In their first game without longtime head coach Les Miles, the LSU Tigers finally looked like the team we thought they’d be in the preseason. Score one for athletic director Joe Alleva.
The Bayou Bengals dominated the Tigers of Columbia from start to finish, racking up a record 634 yards — 418 rushing, primarily from Derrius Guice and Darrel Williams, who had three touchdowns each.
Here are three things we learned from the LSU blowout:
Maybe a Coaching Change is Exactly What LSU Needed
There has been some doubt about whether firing Miles was the right move or not. Coaches around the conference said they didn’t like the move (what did you expect them to say?) and it seemed fair to ask whether, if Miles was on such a short leash, why he was allowed to return in 2016 in the first place. Those are probably still fair questions to ask.
What’s clear — at least for a night — is that a coaching change was the key to unlocking LSU’s talent and potential. The LSU team we thought we were getting in the preseason was one that would run the ball down opponents throats and shut them down on defense. For the first four weeks, that’s not really the team we saw. That changed tonight.
It’s still doubtful that Orgeron is given the job full-time, but LSU undoubtedly came out with a different energy level tonight than it had shown at any other point this season. Whether that’s an endorsement for Coach O or a criticism of Miles shouldn’t really matter.

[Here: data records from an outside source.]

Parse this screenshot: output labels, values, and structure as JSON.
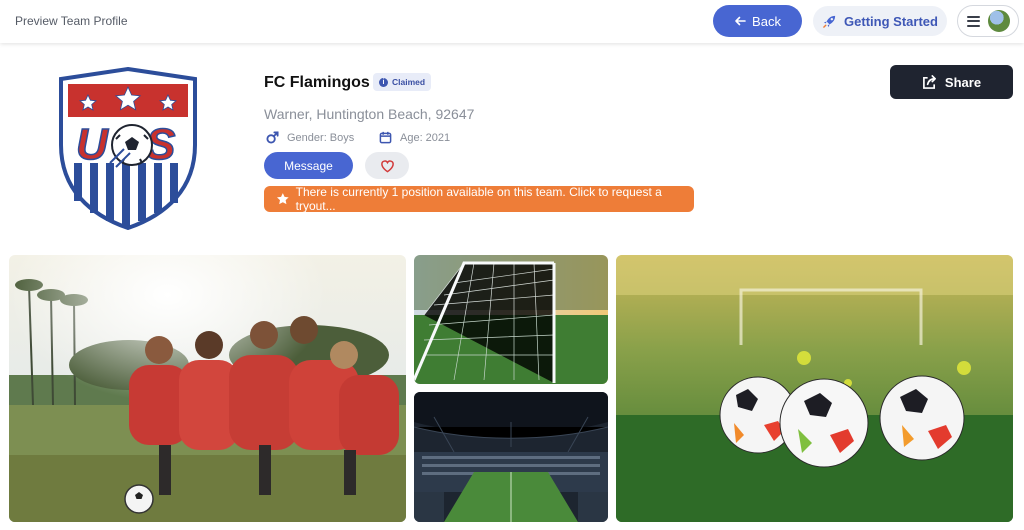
{
  "header": {
    "title": "Preview Team Profile",
    "back_label": "Back",
    "getting_started_label": "Getting Started"
  },
  "team": {
    "name": "FC Flamingos",
    "claimed_label": "Claimed",
    "location": "Warner, Huntington Beach, 92647",
    "gender": "Gender: Boys",
    "age": "Age: 2021",
    "crest_text": "US"
  },
  "actions": {
    "message_label": "Message",
    "share_label": "Share",
    "tryout_text": "There is currently 1 position available on this team. Click to request a tryout..."
  },
  "colors": {
    "primary": "#4866d2",
    "accent_orange": "#ee7d38",
    "dark": "#1f2430",
    "crest_red": "#c8322e",
    "crest_blue": "#2c4d9a"
  }
}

Who Needs Leonard Fournette?
In case you were unaware, number seven for LSU is not the only talented running back on the roster. The primary star of this game was his backup, Derrius Guice, who lit up Mizzou for 163 yards on 17 carries and three touchdowns. Guice’s backup, Darrel Williams, contributed 130 yards of his own. Missouri had no answer. Even Leonard’s little brother Lanard got in the game for some late carries.
LSU obviously didn’t need Fournette tonight, and that looks like a blessing in disguise. He gets an extra week of rest, LSU gets a blowout victory anyways, and the offense around him has some more confidence as they take on Florida next weekend.
Mizzou Still Has a Ways to Go — On Both Sides of the Ball
There was some optimism that Missouri could pull an upset in this one. A lot of that had to do with LSU’s tumultuous week, but there was some thought that the explosive offense they’d shown would travel to Baton Rouge.
Uh, not so much. The Mizzou offense was only able to put up 265 yards of offense while giving up 634 on the other side of the ball. There is more talent on this team than last year, but it’s still not anywhere near where it needs to be to go into Death Valley and win, coaching change or no coaching change.
This was as demoralizing a loss as Mizzou has had in a long time. They couldn’t move the ball at all, and their up-tempo style was a big hindrance. LSU won the time of possession battle 42:42 to 17:18. Basically three quarters to one. That’s the ball game right there.
The defense couldn’t get penetration, couldn’t tackle, and couldn’t cover. It was a complete meltdown, and a bye week couldn’t come at a better time.